Go take a look at askphilosophers.org, where you can ask a question and one or more of a stable of 34 philosophers will post an answer.
An example "Question of the Day":
What is music? I can recognise music from cultures other than my own as being music, even if I don't enjoy it; but what makes a series of sounds 'music'? Similarly (I assume), when does human vocalising become song?
|Response from Peter S. Fosl on January 5, 2007|
What a fascinating question. I hope that some of my co-panelists can give you the answer this question deserves. For myself, I would briefly and cautiously answer this way: What makes a series of sounds (or even a single sound or even a silence) music is our agreement to consider it as music. Just as John Cage invites people to consider the silence and random sounds that occur during a 4 minute and 33 second period music (his piece is called, 4' 33") and Marcel Duchamp invites people to consider a urinal as sculpture (he called the piece Fountain), we make something music when we interpret it as music.
[Now we're back to me] As I recall, very, very few people accepted either Cage's or Duchamp's invitation. To most people, there is more to music than a chosen, empty interval, and many things are sculpted (dentures, for example) yet not considered "sculptures".
However, as nearly any philosopher will note, disagreement is central to philosophy. If you and I agree on everything, one of us is redundant. To me, divergent views complement one another, as the two not-identical views from our two eyes allow depth perception.
"askphilosophers" Site creator and organizer Alexander George has gathered a couple hundred of the best Q/A (of 1700+ so far submitted) into a fun little volume titled what would socrates say: philosophers answer your questions about love, nothingness, and everything else. The 34 contributors (and 21 former contributors) bring a wide assortment of philosophical viewpoints to bear on the "big questions" kids ask, and adults sometimes forget to ask.
To the question "Do good and bad luck exist?", Thomas Pogge offers one of the longer answers, which boils down to the principle of statistical independence: a series of instances of either good or bad luck ("streaks" in sports lingo) have no bearing on the goodness or badness of the next event coming down the pike.
A more probing question prompts three answers: "If every life ends in death, then how could life have any value?". Two short answers put the value in the experiences we have.
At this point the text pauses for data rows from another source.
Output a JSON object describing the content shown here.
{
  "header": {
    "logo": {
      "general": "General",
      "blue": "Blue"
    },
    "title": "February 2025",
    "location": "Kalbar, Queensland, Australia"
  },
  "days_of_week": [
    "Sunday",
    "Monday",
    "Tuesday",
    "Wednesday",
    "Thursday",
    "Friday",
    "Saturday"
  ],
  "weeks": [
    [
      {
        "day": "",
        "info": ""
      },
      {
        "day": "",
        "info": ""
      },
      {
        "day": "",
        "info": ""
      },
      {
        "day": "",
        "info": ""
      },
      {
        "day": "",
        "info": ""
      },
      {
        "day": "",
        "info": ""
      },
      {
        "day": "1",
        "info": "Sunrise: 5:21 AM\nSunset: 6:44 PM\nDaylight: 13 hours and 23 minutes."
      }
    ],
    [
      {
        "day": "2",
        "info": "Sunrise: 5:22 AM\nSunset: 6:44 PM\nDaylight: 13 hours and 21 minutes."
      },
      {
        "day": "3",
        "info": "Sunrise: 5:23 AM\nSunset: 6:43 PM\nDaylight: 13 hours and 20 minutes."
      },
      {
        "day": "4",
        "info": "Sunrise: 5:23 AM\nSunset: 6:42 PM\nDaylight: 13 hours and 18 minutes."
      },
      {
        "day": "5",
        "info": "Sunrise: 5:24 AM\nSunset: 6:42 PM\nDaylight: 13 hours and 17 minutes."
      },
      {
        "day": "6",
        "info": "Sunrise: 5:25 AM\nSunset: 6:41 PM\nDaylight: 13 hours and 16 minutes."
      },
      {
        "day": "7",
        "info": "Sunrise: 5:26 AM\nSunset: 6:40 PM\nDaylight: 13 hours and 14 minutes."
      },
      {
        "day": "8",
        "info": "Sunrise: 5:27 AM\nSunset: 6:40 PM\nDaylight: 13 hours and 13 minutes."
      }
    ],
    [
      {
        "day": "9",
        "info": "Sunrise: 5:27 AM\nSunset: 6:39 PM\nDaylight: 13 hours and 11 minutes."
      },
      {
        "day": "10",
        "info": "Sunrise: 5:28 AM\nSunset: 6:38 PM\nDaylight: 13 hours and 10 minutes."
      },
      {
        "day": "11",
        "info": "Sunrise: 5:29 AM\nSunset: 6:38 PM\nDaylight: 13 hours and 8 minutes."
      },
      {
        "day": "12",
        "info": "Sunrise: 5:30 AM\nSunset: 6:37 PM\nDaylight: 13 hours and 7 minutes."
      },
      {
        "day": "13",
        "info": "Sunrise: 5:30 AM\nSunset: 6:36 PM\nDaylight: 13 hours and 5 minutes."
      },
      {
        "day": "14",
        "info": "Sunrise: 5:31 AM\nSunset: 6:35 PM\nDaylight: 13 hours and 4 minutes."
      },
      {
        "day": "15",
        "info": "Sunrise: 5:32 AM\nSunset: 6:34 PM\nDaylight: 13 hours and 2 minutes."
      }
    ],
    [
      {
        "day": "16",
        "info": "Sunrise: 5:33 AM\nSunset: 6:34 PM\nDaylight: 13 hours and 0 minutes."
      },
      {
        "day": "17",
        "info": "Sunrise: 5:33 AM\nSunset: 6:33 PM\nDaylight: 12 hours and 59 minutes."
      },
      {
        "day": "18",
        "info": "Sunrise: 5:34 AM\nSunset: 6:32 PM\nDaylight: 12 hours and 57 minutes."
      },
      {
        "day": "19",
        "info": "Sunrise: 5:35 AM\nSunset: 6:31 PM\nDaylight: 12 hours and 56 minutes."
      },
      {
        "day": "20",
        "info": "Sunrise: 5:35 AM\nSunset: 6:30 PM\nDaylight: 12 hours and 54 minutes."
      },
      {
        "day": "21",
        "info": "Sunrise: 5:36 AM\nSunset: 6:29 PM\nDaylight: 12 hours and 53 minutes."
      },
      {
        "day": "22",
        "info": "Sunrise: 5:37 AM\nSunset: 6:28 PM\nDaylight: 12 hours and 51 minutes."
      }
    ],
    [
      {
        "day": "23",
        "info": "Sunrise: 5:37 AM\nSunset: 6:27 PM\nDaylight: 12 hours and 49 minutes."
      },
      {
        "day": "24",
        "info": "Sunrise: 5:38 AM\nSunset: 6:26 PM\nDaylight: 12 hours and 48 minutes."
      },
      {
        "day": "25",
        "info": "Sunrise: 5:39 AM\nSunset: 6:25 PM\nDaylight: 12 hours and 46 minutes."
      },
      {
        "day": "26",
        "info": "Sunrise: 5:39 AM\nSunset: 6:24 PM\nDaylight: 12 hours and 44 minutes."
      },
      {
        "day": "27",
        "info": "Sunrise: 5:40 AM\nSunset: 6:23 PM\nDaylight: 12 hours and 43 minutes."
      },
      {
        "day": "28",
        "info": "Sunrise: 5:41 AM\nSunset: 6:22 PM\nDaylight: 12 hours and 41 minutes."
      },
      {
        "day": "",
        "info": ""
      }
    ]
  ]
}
A third, longer one, points to the hidden assumption that only unending life could have meaning or value, claiming instead that "endless existence would actually undermine the value of life." To me, this equates to the statement that a blank sheet of paper is less interesting than almost any other alternative; the background is needed, however dark it may be, to make the foreground visible by contrast. And I like that view.
The book is organized in four sections: "what can i know", "what ought i to do", "what may i hope", and "what is man". These are certainly more friendly than the "official" words for philosophy's branches: epistemology, ethics, and metaphysics (both personal and general).
When I first saw the book, I thought I'd be writing a posting that began, "What is duller than reading philosophy?". Fortunately, I underestimated author George and his colleagues. All are not only good writers, they are interesting writers.